In 1969, the artist organized an exhibition of his work, Fifteen Locations, which took place simultaneously at fifteen museums and galleries worldwide; he also participated in the seminal exhibition of Conceptual art, January 5–31, 1969, at the Seth Siegelaub Gallery, New York. Between 1970 to 1974, he presented a number of solo shows consisting of classroom environments in which participants were accommodated at desks, given documents to read, and presented with texts or diagrams on the walls. In 1973, the Kunstmuseum Luzern presented a major retrospective of his art that traveled in Europe.

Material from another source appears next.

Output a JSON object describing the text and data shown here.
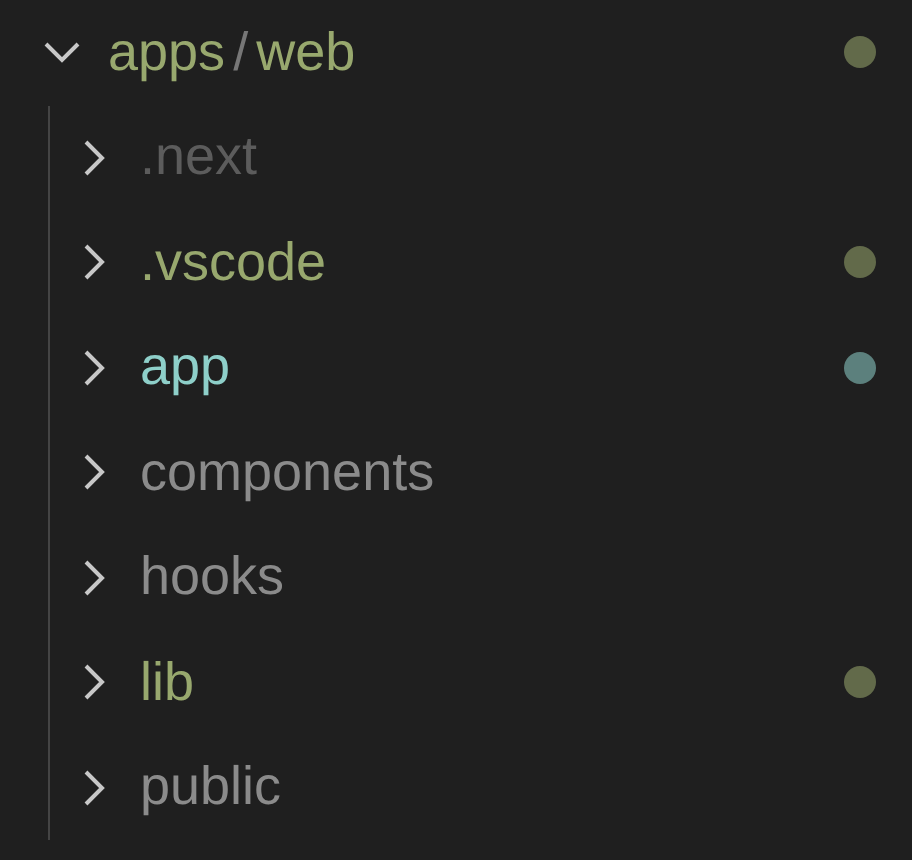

Kosuth was coeditor of The Fox magazine in 1975–76 and art editor of Marxist Perspectives in 1977–78. In the series Text/Context (1978–79), the artist posted statements about art and language and their sociocultural contexts on billboards. In 1981, he began using the theories of Sigmund Freud in series such as Cathexis, which is composed of text and inverted photographs of Old Master paintings marked with colored Xs. Also in 1981, the Staatsgalerie Stuttgart and the Kunsthalle Bielefeld organized a major Kosuth retrospective. In his Zero and Not (1986), words were mechanically printed on paper and then partially obscured by tape. For A Grammatical Remark (1989–93), Kosuth applied white script on black walls; neon light was employed not only to grammatically punctuate the sentences, but also to visually punctuate the dark halls of the installation space. In 1993, the artist received the Menzione d’Onore at the Venice Biennale and was named Chevalier de l’ordre des Arts et des Lettres. In 2003, Kosuth created three installations in the Isabella Stewart Gardner Museum in Boston, employing text, archival material, and objects from the museum’s collection to comment on the politics and philosophy behind museum collections. Kosuth’s distinguished teaching career has included professorships at the School of Visual Arts in New York (1967–85), Hochschule für Bildende Künste in Hamburg (1988–90), Hochschule für Bildende Künste in Stuttgart (1991–97), and Kunstakademie in Munich (2001–6); he is currently a professor at Instituto Universitario di Architettura di Venezia. Kosuth lives in New York and Rome.